*Exercise prompt*.
Every line of the data must appear again in the answer, exactly as written.

*Entries provided*.

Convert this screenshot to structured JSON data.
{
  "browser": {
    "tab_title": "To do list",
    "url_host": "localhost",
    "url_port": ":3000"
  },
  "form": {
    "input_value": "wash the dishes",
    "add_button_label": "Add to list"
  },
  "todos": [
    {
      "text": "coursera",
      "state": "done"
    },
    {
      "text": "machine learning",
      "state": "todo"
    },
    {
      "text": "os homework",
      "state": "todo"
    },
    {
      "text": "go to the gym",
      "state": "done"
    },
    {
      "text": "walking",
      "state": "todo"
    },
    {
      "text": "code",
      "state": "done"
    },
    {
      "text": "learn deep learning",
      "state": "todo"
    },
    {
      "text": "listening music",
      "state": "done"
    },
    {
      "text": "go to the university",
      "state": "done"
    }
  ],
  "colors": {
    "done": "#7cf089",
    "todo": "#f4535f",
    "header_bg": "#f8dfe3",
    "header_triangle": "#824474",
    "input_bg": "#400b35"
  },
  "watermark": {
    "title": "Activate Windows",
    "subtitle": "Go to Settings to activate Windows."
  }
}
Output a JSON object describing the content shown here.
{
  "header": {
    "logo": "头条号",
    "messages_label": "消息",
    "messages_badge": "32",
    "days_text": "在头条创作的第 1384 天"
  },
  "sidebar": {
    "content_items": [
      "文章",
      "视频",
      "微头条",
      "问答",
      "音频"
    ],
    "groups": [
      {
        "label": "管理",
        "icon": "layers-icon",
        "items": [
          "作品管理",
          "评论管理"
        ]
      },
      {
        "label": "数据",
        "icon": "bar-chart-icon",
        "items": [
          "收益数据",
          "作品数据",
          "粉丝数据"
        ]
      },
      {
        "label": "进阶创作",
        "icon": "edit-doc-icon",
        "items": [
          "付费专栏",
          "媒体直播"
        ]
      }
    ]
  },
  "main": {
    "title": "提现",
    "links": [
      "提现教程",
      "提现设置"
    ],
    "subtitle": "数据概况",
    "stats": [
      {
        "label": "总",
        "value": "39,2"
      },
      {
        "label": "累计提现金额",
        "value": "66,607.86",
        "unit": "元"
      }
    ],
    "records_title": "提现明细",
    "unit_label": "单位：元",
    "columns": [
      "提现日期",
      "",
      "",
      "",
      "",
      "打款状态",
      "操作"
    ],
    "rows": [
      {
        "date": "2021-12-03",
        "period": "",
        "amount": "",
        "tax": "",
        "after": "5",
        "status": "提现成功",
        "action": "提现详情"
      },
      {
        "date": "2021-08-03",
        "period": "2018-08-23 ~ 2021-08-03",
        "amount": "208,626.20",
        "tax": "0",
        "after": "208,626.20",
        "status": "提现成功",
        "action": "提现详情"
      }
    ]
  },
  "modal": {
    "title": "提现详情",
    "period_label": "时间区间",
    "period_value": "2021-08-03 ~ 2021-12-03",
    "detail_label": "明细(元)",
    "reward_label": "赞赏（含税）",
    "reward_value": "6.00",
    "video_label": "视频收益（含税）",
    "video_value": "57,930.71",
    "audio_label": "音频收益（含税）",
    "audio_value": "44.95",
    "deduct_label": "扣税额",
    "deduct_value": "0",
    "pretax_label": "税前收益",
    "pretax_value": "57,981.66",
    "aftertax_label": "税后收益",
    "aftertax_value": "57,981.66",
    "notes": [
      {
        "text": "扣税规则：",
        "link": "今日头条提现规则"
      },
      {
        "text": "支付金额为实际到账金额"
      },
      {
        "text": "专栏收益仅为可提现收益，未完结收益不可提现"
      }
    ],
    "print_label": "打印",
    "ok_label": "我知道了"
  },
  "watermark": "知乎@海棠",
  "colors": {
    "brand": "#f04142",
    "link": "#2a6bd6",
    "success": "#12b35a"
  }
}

*Answer*.
Convert this screenshot to structured JSON data.
{
  "browser": {
    "tab_title": "To do list",
    "url_host": "localhost",
    "url_port": ":3000"
  },
  "form": {
    "input_value": "wash the dishes",
    "add_button_label": "Add to list"
  },
  "todos": [
    {
      "text": "coursera",
      "state": "done"
    },
    {
      "text": "machine learning",
      "state": "todo"
    },
    {
      "text": "os homework",
      "state": "todo"
    },
    {
      "text": "go to the gym",
      "state": "done"
    },
    {
      "text": "walking",
      "state": "todo"
    },
    {
      "text": "code",
      "state": "done"
    },
    {
      "text": "learn deep learning",
      "state": "todo"
    },
    {
      "text": "listening music",
      "state": "done"
    },
    {
      "text": "go to the university",
      "state": "done"
    }
  ],
  "colors": {
    "done": "#7cf089",
    "todo": "#f4535f",
    "header_bg": "#f8dfe3",
    "header_triangle": "#824474",
    "input_bg": "#400b35"
  },
  "watermark": {
    "title": "Activate Windows",
    "subtitle": "Go to Settings to activate Windows."
  }
}
Output a JSON object describing the content shown here.
{
  "header": {
    "logo": "头条号",
    "messages_label": "消息",
    "messages_badge": "32",
    "days_text": "在头条创作的第 1384 天"
  },
  "sidebar": {
    "content_items": [
      "文章",
      "视频",
      "微头条",
      "问答",
      "音频"
    ],
    "groups": [
      {
        "label": "管理",
        "icon": "layers-icon",
        "items": [
          "作品管理",
          "评论管理"
        ]
      },
      {
        "label": "数据",
        "icon": "bar-chart-icon",
        "items": [
          "收益数据",
          "作品数据",
          "粉丝数据"
        ]
      },
      {
        "label": "进阶创作",
        "icon": "edit-doc-icon",
        "items": [
          "付费专栏",
          "媒体直播"
        ]
      }
    ]
  },
  "main": {
    "title": "提现",
    "links": [
      "提现教程",
      "提现设置"
    ],
    "subtitle": "数据概况",
    "stats": [
      {
        "label": "总",
        "value": "39,2"
      },
      {
        "label": "累计提现金额",
        "value": "66,607.86",
        "unit": "元"
      }
    ],
    "records_title": "提现明细",
    "unit_label": "单位：元",
    "columns": [
      "提现日期",
      "",
      "",
      "",
      "",
      "打款状态",
      "操作"
    ],
    "rows": [
      {
        "date": "2021-12-03",
        "period": "",
        "amount": "",
        "tax": "",
        "after": "5",
        "status": "提现成功",
        "action": "提现详情"
      },
      {
        "date": "2021-08-03",
        "period": "2018-08-23 ~ 2021-08-03",
        "amount": "208,626.20",
        "tax": "0",
        "after": "208,626.20",
        "status": "提现成功",
        "action": "提现详情"
      }
    ]
  },
  "modal": {
    "title": "提现详情",
    "period_label": "时间区间",
    "period_value": "2021-08-03 ~ 2021-12-03",
    "detail_label": "明细(元)",
    "reward_label": "赞赏（含税）",
    "reward_value": "6.00",
    "video_label": "视频收益（含税）",
    "video_value": "57,930.71",
    "audio_label": "音频收益（含税）",
    "audio_value": "44.95",
    "deduct_label": "扣税额",
    "deduct_value": "0",
    "pretax_label": "税前收益",
    "pretax_value": "57,981.66",
    "aftertax_label": "税后收益",
    "aftertax_value": "57,981.66",
    "notes": [
      {
        "text": "扣税规则：",
        "link": "今日头条提现规则"
      },
      {
        "text": "支付金额为实际到账金额"
      },
      {
        "text": "专栏收益仅为可提现收益，未完结收益不可提现"
      }
    ],
    "print_label": "打印",
    "ok_label": "我知道了"
  },
  "watermark": "知乎@海棠",
  "colors": {
    "brand": "#f04142",
    "link": "#2a6bd6",
    "success": "#12b35a"
  }
}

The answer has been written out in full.